They also stated that in their belief, the government's moratorium puts the prosperity and future of their people, particularly their youth in jeopardy.
The statement further noted that the Chief's Council does not believe that it best reflected the nation-to-nation dialogue that the Federal government has committed towards for Indigenous Peoples, adding that the Chief's Council will continue to study the legislation and their options, with plans to say more on the issue in the days to come.
For its part Eagle Spirit's President Calvin Helin has noted for the Financial Post that the pipeline and oil terminal proponent would decide whether or not to add its name to the opposition to the moratorium once a chief's council has held meetings related to the issue.
In September of 2015, a number of elected an hereditary chiefs signed on to a letter signalling their support for the proposed project that would create an energy corridor across Northern British Columbia and Alberta, transiting upgraded/refined crude to a shipment terminal located at Grassy Point near Lax Kw'alaams. At the same time, the Financial Post noted that the Vancouver based Aquilini Group was providing the backing for the First Nations group's plans on the North Coast.
While Eagle Spirit has noted in the past that they have some support in Lax Kw'alaams for their proposal, others in the community and among other First Nations across British Columbia have outlined their opposition to the pipeline and shipment terminal concept.
The topic of the Eagle Spirit proposal had been in a bit of hibernation over the last number of months, the majority of momentum related to the proposal has been mostly through the release of information statements two years ago.
So far in 2017, other than the most recent statement related to the oil tanker moratorium, there has been little in the way of further background made public when it comes to the plans for the actual development.
The Eagle Spirit proposal is one of three proposed variations for the shipment of oil off the North Coast, with both Pacific Future Energy and Kitimat Clean offering up their own plans to ship a refined product out of the Port of Kitimat.

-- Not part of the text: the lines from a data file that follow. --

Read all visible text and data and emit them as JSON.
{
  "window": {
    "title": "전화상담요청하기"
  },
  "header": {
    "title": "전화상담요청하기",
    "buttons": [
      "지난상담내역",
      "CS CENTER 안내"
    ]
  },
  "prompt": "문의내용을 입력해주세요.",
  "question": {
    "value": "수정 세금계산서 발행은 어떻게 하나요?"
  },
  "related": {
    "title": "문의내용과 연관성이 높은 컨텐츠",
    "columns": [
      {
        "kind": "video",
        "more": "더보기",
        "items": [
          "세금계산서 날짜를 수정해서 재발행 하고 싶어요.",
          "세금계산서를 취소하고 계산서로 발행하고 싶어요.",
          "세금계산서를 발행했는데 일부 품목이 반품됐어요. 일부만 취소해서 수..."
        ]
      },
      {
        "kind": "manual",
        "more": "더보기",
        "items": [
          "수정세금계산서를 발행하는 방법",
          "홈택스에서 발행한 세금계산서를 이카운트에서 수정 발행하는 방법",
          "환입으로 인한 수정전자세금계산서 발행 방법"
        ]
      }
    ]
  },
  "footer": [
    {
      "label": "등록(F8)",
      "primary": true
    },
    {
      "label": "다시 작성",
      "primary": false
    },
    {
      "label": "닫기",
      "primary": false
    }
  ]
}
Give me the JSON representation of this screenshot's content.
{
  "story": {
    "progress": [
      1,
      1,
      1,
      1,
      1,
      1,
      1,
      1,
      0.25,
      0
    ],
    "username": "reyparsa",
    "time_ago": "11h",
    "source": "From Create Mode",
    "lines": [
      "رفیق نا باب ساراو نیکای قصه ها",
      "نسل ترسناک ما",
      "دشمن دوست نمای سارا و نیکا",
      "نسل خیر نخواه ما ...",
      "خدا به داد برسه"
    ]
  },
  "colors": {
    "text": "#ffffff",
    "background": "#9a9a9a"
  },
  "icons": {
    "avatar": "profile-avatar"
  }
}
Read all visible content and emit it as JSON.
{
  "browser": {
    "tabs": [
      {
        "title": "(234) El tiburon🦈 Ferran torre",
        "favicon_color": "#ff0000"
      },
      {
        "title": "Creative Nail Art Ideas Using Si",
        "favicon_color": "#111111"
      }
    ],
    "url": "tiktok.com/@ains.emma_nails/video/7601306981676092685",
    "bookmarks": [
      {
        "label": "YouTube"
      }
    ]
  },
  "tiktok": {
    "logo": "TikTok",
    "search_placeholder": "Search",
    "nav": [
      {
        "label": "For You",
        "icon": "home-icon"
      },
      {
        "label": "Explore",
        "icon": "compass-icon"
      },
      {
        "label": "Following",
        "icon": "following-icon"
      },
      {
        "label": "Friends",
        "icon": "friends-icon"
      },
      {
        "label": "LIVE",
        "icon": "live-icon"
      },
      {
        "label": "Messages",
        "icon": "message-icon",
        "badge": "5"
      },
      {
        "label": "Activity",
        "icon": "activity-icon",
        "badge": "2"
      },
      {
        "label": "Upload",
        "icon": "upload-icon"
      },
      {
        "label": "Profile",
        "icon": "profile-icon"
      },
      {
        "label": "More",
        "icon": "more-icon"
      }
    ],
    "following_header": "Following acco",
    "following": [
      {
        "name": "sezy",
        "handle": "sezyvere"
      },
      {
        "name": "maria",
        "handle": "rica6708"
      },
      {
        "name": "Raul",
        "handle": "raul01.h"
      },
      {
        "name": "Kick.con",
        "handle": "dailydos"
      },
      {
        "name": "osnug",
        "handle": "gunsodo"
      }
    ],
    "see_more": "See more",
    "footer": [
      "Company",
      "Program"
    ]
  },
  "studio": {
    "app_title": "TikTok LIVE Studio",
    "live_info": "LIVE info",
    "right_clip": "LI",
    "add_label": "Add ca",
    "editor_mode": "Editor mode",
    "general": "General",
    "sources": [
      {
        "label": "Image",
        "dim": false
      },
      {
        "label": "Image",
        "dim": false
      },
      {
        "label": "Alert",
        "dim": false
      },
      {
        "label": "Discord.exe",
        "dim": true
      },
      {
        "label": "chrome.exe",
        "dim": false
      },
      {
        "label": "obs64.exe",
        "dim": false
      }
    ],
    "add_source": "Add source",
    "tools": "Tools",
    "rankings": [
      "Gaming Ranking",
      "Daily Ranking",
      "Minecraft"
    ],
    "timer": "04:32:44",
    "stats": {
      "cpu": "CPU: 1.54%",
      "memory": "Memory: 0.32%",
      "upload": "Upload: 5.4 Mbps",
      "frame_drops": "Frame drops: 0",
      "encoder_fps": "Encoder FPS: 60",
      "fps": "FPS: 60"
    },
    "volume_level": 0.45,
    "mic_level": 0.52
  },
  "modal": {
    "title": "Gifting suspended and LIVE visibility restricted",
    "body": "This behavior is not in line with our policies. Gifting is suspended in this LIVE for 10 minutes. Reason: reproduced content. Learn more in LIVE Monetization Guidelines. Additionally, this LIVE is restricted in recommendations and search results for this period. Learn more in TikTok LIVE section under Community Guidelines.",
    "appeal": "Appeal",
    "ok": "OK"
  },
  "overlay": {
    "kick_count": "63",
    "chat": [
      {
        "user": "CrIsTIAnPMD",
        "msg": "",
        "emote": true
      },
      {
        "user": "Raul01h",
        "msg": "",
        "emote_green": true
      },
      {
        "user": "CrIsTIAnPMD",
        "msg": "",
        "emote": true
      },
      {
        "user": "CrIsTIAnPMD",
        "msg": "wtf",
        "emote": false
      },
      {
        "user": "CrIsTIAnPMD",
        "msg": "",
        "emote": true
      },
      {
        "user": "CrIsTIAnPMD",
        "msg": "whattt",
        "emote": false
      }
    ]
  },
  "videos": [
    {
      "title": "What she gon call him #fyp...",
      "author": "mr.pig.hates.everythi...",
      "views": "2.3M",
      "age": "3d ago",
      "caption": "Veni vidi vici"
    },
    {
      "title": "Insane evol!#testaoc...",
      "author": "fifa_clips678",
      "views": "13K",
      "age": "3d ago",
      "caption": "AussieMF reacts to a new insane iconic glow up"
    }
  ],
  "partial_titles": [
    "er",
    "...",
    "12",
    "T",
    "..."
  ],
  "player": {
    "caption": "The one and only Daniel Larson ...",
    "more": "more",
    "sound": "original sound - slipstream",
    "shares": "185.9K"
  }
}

You can review some of the background on all three proposals from our archive page here.